■ What you will do ■
Across the listing below, how many lines hold "this"? Reply with the number by itself.

■ Provided entries ■
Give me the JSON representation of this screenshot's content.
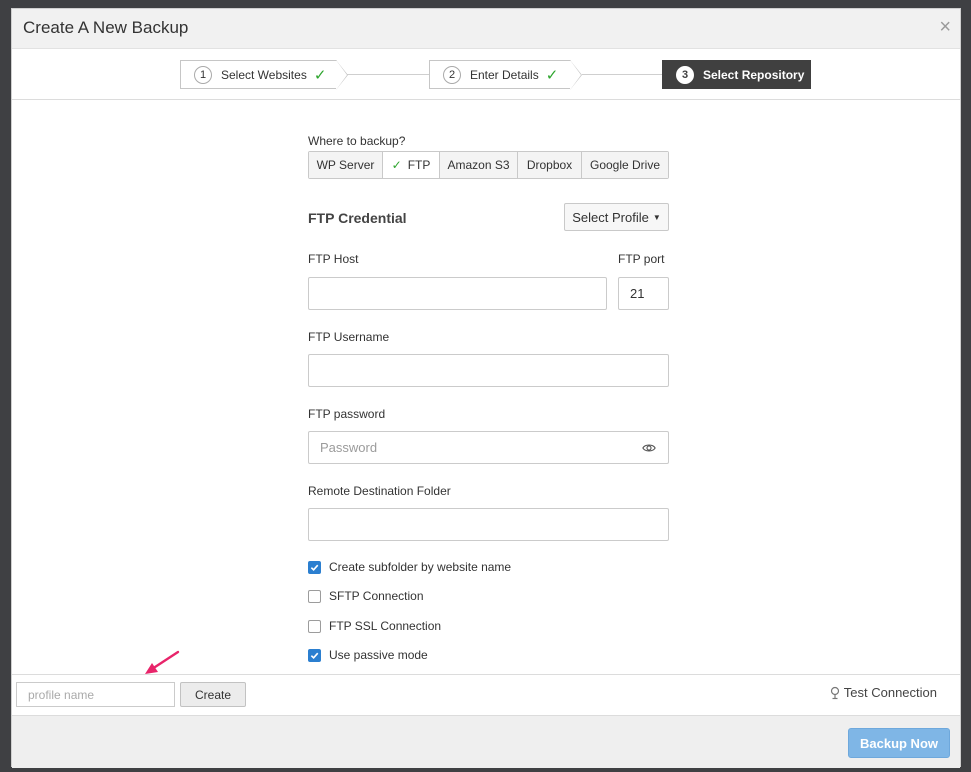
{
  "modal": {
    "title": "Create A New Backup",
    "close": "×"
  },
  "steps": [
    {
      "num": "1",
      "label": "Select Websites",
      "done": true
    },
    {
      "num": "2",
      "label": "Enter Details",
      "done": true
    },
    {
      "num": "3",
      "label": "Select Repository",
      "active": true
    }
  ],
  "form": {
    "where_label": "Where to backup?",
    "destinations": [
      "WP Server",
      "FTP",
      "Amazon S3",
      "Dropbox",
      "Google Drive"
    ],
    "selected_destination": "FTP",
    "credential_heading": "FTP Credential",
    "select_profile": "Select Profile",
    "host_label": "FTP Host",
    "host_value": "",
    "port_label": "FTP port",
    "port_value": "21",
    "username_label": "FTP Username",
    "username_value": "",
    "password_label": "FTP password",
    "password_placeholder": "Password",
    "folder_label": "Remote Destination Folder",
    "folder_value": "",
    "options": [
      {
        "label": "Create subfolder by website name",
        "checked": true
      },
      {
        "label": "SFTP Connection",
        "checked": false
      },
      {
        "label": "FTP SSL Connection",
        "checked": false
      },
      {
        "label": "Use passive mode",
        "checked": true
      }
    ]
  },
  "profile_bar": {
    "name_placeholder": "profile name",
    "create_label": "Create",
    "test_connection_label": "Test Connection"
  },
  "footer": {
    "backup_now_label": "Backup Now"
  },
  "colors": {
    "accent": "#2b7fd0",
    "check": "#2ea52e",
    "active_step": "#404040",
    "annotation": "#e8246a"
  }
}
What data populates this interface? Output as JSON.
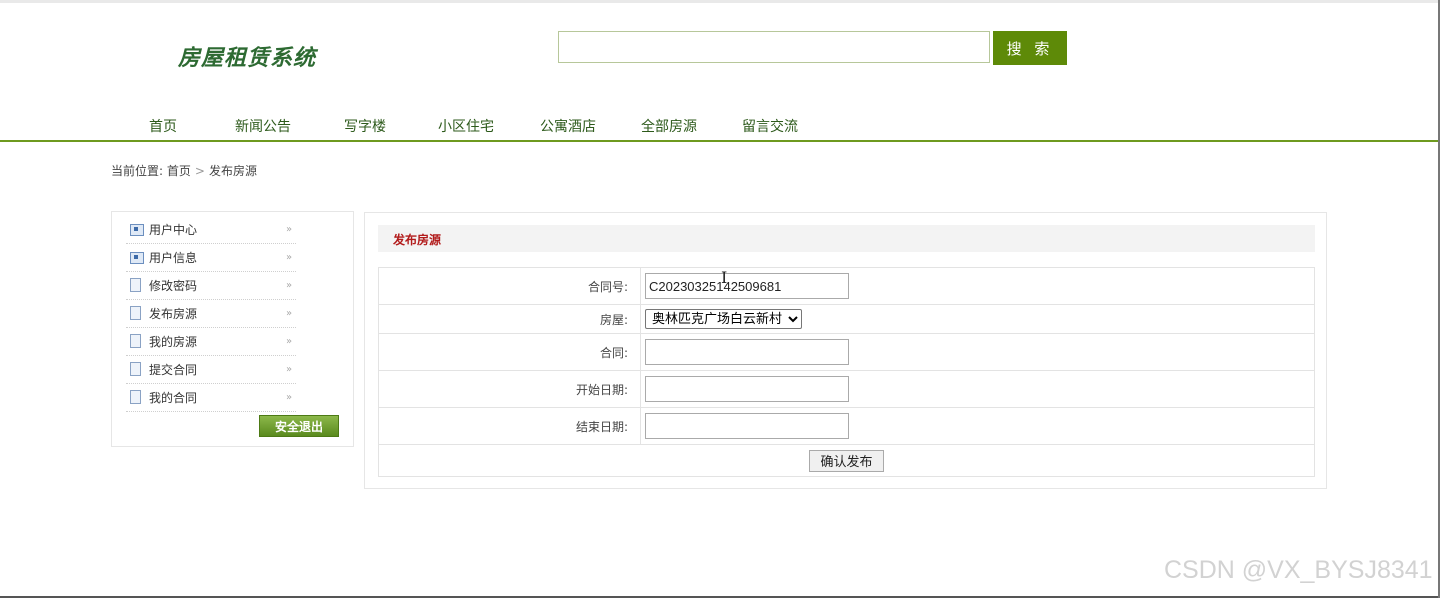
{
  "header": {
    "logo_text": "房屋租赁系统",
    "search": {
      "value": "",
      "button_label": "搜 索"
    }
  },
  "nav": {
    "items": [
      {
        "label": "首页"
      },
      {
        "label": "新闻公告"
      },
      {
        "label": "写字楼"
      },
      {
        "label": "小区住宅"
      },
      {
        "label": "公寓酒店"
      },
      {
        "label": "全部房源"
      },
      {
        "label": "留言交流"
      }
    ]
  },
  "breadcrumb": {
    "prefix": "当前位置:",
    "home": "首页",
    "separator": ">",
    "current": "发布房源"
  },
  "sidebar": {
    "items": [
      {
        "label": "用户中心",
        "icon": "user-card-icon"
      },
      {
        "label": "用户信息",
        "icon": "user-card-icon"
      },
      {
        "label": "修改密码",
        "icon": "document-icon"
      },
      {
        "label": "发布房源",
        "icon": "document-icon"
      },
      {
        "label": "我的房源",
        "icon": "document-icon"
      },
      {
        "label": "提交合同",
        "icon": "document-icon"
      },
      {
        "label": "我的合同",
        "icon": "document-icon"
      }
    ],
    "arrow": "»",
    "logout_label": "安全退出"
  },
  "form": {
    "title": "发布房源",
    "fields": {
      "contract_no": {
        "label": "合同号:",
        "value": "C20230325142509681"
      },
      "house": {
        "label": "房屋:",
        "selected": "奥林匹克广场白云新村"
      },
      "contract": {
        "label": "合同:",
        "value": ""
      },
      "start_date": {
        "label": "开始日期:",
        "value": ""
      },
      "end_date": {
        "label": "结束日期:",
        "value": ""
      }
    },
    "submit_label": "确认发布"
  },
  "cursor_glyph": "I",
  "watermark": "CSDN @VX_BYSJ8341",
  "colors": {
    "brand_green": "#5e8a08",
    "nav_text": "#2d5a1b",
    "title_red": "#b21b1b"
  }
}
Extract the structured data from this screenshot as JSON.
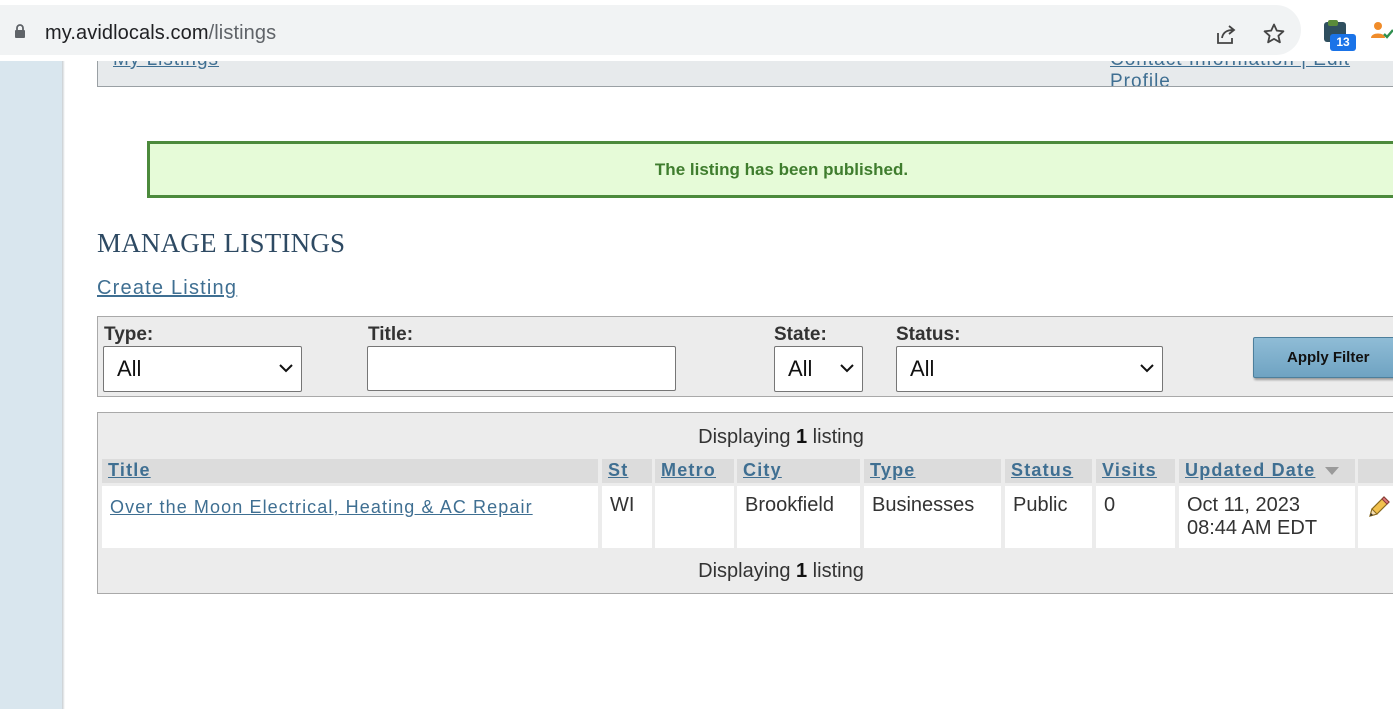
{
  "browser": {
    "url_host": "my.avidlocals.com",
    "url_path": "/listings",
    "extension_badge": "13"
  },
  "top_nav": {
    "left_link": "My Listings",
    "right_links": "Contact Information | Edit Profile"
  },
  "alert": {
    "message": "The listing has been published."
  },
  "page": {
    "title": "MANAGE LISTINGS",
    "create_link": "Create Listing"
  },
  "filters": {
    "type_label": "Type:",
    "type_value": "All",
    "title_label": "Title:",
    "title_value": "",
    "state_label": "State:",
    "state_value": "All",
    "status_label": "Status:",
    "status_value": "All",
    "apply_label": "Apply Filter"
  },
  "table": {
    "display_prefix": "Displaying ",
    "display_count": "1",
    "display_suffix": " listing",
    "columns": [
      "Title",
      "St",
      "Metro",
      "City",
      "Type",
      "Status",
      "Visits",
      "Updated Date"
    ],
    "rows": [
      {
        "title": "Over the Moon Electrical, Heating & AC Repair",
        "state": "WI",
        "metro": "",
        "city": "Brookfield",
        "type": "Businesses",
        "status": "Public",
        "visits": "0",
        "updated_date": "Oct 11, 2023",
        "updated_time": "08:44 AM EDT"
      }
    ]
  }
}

■ Exercise output ■
3